India’s inflation has shown signs of moderation, providing some relief to the economy. The latest government data reveals that annual retail inflation in the country decreased to 4.7% in April from 5.66% in the previous month. Although this decline is encouraging, the governor of the Reserve Bank of India (RBI) highlights the persistent challenges posed by lingering weather-related uncertainties. This article explores the recent developments in India’s inflation and the potential impact of weather-related factors on the economy.
India’s Inflation Sees a Decline in April
According to recent data released by the Indian government, the country’s annual retail inflation dropped to 4.7% in April, marking a significant decrease from the previous month’s 5.66%. This decline can be attributed to various factors, including stable food prices and a moderation in fuel costs. The easing of inflation indicates positive progress towards stabilizing the Indian economy.
Lingering Weather-Related Uncertainties Continue to Pose Headwinds
Despite the moderation in inflation, the governor of the Reserve Bank of India emphasizes the existence of weather-related uncertainties that still pose challenges to the economy. India, being an agrarian nation, heavily relies on monsoon rains for agricultural productivity. Erratic weather patterns, such as untimely rains or droughts, can significantly impact crop yields, leading to inflationary pressures.
Monsoon Rains and Agricultural Productivity
The monsoon season plays a vital role in India’s agricultural sector, which directly affects the country’s overall inflation. A well-distributed and timely monsoon is crucial for ensuring adequate water supply and optimal crop growth. Insufficient rainfall or delayed monsoons can lead to drought-like conditions and hinder agricultural productivity. This, in turn, can result in supply shortages, driving up food prices and overall inflation.
Weather-Related Challenges and Food Inflation
One of the major concerns arising from weather-related challenges is the impact on food inflation. Unfavorable weather conditions can disrupt the production of key crops, leading to a decrease in supply. This reduction in supply, coupled with increased demand, can push up food prices, ultimately contributing to inflationary pressures. To mitigate these challenges, the Indian government and agricultural authorities need to implement effective measures such as irrigation facilities, crop insurance, and diversification strategies.
Impact on Monetary Policy and RBI’s Outlook
The Reserve Bank of India closely monitors inflation trends to formulate its monetary policy decisions. The moderation in inflation provides some leeway for the central bank to support economic growth through accommodative measures such as interest rate adjustments.

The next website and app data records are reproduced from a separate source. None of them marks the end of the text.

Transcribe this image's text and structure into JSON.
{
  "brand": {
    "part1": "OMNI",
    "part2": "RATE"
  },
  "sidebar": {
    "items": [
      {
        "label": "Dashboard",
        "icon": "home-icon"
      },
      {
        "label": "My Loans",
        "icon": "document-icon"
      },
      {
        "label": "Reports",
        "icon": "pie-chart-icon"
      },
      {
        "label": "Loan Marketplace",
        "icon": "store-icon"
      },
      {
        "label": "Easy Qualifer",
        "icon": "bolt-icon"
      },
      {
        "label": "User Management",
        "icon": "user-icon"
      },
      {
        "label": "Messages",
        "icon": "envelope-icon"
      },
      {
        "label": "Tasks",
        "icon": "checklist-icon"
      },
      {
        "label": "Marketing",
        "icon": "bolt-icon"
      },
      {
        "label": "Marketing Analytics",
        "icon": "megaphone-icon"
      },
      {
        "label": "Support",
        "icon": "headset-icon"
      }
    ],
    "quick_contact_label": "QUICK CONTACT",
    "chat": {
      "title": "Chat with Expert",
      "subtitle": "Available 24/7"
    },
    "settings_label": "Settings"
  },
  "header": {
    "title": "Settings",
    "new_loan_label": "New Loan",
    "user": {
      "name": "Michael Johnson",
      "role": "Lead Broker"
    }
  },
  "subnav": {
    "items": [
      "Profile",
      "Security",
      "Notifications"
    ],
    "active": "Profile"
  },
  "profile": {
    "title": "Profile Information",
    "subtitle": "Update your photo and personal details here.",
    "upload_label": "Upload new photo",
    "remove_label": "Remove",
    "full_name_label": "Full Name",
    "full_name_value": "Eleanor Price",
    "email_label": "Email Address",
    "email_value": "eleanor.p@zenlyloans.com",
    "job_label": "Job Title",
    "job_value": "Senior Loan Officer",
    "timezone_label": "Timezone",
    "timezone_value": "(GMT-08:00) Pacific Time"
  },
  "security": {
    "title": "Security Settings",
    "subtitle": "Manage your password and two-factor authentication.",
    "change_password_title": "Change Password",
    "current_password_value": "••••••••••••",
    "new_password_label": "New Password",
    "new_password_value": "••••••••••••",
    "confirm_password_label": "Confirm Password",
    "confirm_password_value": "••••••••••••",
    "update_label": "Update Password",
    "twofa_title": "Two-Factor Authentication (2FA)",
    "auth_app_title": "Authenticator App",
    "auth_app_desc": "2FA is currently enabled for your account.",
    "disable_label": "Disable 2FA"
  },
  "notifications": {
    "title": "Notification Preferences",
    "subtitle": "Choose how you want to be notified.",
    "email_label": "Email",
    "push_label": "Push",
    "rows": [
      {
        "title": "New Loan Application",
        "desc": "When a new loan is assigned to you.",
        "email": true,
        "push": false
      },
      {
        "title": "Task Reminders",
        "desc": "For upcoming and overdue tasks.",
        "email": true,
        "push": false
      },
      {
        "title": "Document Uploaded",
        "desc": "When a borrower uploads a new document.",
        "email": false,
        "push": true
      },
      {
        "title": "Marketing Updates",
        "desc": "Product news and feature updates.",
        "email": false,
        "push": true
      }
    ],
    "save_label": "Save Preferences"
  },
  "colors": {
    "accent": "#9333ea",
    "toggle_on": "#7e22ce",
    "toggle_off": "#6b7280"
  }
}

However, the lingering weather-related uncertainties warrant caution and require the RBI to maintain a vigilant stance to ensure stable economic conditions.
Government Initiatives and Mitigating Weather Risks
Recognizing the importance of addressing weather-related challenges, the Indian government has taken several initiatives to mitigate risks and enhance agricultural resilience. These initiatives include investing in irrigation infrastructure, promoting crop diversification, and encouraging the adoption of advanced farming techniques. Additionally, the government has introduced crop insurance schemes to provide farmers with financial protection in the event of crop failure due to adverse weather conditions.
Collaborative Efforts for Sustainable Growth
Dealing with weather-related uncertainties requires a collaborative approach involving multiple stakeholders. The government, along with the agricultural sector, needs to work hand in hand to develop sustainable strategies that can withstand and mitigate the impact of erratic weather patterns. This collaboration should also extend to research institutions, technology providers, and international partnerships to leverage innovation and knowledge sharing for effective weather forecasting and crop management.
While India’s annual retail inflation has shown a decline in April, lingering weather-related uncertainties continue to pose challenges for the economy. The country heavily relies on the monsoon season for agricultural productivity, and any disruptions caused by erratic weather patterns can lead to inflationary pressures, particularly in the food sector. To address these challenges, the government, along with the Reserve Bank of India, must remain vigilant and implement appropriate measures to support stable economic conditions and mitigate the impact of weather-related risks on inflation and overall growth.